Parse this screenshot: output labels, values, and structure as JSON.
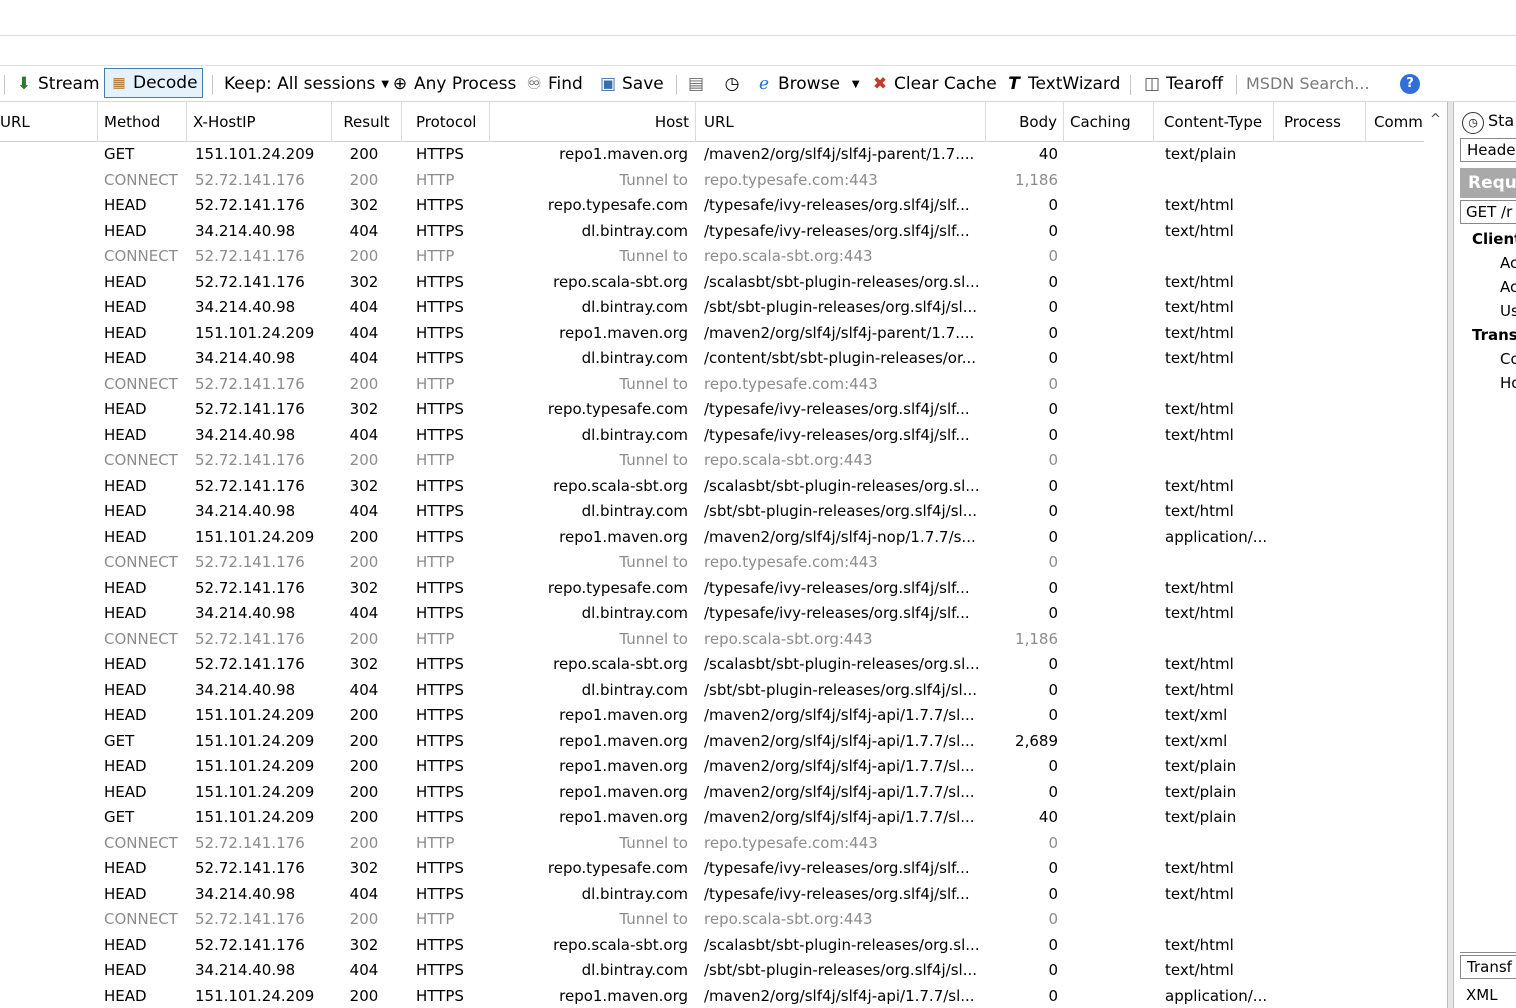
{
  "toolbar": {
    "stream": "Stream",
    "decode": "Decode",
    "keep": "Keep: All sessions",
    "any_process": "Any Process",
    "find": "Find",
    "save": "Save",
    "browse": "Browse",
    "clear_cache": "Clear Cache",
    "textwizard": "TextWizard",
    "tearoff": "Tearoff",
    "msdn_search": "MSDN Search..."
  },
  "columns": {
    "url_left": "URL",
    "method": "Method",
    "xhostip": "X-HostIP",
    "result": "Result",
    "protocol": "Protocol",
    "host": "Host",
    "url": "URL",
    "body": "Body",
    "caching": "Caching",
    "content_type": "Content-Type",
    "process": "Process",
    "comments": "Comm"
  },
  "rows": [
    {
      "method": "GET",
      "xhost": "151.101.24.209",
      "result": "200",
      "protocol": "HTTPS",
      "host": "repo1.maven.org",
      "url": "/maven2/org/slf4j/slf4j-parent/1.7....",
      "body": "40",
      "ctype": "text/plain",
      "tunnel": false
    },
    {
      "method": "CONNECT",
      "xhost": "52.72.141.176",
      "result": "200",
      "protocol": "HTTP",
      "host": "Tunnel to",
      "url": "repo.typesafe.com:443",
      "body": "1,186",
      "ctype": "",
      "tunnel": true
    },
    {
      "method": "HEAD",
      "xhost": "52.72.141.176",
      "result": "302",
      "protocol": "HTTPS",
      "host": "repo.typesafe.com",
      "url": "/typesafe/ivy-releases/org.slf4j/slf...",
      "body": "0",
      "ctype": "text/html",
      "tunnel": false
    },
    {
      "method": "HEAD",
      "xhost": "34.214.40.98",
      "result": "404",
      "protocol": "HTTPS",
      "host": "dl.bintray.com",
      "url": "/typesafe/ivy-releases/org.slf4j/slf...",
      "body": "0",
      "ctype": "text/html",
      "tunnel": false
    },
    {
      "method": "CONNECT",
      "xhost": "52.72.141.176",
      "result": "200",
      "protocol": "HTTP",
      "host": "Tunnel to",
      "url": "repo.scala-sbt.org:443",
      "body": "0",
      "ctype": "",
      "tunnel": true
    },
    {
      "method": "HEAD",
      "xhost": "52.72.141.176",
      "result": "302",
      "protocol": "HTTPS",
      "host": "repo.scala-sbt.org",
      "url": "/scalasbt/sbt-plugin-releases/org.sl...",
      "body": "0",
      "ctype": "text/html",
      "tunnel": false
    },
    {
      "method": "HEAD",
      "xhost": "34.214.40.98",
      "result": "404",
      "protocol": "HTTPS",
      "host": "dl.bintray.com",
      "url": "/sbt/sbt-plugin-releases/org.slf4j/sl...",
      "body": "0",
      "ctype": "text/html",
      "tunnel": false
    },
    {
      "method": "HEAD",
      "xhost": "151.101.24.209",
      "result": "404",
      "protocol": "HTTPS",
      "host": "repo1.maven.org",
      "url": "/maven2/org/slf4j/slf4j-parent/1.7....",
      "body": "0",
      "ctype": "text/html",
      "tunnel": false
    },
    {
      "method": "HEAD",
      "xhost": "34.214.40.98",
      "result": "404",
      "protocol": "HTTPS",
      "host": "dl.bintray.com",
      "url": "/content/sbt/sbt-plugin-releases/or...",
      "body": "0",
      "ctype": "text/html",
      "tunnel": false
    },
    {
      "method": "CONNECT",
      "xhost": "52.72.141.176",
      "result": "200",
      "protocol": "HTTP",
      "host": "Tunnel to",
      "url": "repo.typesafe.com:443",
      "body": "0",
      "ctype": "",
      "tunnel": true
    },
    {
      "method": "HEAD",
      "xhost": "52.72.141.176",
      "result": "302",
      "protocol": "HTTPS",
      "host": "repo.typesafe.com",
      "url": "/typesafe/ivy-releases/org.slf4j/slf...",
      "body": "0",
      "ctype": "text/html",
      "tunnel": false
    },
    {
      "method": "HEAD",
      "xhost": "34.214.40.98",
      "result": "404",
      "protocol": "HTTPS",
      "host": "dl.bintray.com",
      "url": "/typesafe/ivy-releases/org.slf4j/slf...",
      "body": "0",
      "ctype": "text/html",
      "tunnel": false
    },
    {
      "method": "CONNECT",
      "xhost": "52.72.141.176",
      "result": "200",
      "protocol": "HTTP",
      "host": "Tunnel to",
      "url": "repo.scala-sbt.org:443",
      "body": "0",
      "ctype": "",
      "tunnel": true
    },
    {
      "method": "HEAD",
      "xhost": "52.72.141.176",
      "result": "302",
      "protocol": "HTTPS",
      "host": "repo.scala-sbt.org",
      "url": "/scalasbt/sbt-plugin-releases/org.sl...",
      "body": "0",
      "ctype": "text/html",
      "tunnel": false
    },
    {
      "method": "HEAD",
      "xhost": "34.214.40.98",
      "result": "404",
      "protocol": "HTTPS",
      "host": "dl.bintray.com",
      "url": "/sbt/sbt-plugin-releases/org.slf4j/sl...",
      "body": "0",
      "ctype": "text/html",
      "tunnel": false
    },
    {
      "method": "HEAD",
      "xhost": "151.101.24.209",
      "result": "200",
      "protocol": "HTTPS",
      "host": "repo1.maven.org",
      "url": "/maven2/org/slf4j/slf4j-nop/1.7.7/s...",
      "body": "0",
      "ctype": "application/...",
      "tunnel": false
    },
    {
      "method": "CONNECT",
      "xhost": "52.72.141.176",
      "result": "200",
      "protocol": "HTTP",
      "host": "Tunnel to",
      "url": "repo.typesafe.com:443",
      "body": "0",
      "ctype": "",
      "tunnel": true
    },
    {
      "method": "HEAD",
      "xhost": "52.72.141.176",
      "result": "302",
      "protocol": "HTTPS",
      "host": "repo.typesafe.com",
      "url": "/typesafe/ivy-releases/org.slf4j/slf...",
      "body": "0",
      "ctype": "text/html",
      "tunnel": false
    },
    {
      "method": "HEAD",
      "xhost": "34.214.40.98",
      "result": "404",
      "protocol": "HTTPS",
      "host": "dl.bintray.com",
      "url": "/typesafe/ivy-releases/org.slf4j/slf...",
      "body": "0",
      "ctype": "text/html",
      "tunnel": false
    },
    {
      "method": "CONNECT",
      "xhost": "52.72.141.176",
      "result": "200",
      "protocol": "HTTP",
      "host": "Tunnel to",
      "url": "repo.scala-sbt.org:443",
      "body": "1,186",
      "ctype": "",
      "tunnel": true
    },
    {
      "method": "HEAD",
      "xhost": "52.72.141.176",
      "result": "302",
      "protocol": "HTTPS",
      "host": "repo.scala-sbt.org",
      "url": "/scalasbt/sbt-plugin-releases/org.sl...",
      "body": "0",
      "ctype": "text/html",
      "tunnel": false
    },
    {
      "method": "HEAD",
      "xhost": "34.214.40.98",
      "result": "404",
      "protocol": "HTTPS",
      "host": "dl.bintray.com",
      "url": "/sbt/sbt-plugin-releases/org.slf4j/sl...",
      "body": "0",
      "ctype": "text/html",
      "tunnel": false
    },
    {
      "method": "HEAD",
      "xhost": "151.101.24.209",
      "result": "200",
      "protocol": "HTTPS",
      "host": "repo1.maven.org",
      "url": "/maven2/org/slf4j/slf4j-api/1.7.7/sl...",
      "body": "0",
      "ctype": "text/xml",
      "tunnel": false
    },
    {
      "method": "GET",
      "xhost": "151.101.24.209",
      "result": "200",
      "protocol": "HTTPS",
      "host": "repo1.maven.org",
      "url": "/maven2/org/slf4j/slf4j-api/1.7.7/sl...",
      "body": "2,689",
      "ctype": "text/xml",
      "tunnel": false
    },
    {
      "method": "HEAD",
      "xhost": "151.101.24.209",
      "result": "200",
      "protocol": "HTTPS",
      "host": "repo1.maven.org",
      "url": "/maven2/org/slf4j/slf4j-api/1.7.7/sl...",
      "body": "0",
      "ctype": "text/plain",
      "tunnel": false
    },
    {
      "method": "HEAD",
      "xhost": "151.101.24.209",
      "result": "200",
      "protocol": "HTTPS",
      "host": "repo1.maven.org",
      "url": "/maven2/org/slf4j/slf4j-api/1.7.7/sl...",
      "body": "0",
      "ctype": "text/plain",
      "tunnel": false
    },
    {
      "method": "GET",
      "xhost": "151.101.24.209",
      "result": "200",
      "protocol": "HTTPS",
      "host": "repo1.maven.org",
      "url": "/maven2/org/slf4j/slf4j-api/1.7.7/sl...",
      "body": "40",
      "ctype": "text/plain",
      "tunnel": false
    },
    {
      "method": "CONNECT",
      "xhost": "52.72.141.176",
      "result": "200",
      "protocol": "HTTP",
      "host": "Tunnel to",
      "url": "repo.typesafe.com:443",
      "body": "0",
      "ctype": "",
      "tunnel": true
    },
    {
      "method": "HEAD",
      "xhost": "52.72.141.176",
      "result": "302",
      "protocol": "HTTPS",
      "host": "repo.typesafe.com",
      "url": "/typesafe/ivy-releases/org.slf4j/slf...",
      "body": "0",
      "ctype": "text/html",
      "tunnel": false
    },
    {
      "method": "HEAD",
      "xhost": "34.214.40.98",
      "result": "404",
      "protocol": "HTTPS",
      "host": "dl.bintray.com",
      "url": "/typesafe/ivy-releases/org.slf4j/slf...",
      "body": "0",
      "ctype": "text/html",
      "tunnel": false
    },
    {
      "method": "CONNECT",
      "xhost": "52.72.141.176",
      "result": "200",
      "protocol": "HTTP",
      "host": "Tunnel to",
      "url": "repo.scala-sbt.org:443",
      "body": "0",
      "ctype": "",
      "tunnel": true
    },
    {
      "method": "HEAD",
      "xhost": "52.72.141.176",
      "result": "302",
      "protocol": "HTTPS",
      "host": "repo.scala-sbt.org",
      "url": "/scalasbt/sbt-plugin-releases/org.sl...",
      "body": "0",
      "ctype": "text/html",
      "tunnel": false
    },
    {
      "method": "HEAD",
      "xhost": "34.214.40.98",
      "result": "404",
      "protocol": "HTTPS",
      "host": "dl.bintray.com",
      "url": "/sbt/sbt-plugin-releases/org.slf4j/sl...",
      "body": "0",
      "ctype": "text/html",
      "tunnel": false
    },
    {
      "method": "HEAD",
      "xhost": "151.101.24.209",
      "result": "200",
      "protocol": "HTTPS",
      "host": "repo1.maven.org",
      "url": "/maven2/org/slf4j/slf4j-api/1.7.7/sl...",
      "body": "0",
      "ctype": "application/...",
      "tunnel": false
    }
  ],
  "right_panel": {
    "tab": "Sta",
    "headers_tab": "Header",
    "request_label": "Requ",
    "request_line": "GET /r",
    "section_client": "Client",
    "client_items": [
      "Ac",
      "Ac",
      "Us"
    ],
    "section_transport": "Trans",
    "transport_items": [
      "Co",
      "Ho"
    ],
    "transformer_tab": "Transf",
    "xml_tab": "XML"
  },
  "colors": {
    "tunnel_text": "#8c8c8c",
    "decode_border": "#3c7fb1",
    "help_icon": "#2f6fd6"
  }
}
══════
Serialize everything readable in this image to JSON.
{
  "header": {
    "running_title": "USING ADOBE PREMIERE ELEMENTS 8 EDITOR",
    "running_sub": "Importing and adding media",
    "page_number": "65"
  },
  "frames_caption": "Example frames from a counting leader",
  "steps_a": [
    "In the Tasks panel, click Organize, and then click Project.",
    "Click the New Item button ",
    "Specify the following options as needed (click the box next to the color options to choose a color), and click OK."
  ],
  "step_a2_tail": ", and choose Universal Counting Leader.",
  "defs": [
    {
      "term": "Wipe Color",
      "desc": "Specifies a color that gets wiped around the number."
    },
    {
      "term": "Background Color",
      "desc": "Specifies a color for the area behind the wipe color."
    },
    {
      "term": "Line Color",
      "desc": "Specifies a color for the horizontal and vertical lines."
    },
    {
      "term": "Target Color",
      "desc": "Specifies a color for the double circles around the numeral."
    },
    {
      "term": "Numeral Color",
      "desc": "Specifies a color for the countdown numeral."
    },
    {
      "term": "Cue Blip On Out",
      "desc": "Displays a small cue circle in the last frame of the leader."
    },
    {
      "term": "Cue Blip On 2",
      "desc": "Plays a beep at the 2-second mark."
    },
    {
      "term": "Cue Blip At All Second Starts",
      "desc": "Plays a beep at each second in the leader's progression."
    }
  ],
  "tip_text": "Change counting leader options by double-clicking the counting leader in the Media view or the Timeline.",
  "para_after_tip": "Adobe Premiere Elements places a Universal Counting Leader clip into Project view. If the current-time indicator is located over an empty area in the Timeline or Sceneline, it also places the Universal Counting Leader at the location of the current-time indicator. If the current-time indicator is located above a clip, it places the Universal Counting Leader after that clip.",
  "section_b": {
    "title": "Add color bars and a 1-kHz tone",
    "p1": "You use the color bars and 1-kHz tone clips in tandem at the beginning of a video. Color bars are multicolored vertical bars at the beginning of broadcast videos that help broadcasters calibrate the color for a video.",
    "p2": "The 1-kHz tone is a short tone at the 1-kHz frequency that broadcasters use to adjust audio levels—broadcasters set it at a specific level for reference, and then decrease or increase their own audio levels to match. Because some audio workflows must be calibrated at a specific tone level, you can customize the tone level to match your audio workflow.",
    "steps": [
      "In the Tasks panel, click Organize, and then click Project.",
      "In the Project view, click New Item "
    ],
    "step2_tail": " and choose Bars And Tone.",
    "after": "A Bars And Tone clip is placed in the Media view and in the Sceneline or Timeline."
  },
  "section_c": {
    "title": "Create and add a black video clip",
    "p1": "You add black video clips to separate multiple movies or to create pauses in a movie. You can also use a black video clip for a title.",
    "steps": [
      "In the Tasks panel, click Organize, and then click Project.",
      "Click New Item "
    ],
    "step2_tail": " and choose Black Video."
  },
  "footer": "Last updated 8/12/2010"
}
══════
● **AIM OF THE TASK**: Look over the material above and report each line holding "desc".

● **RESULT**:
      "desc": "Specifies a color that gets wiped around the number."
      "desc": "Specifies a color for the area behind the wipe color."
      "desc": "Specifies a color for the horizontal and vertical lines."
      "desc": "Specifies a color for the double circles around the numeral."
      "desc": "Specifies a color for the countdown numeral."
      "desc": "Displays a small cue circle in the last frame of the leader."
      "desc": "Plays a beep at the 2-second mark."
      "desc": "Plays a beep at each second in the leader's progression."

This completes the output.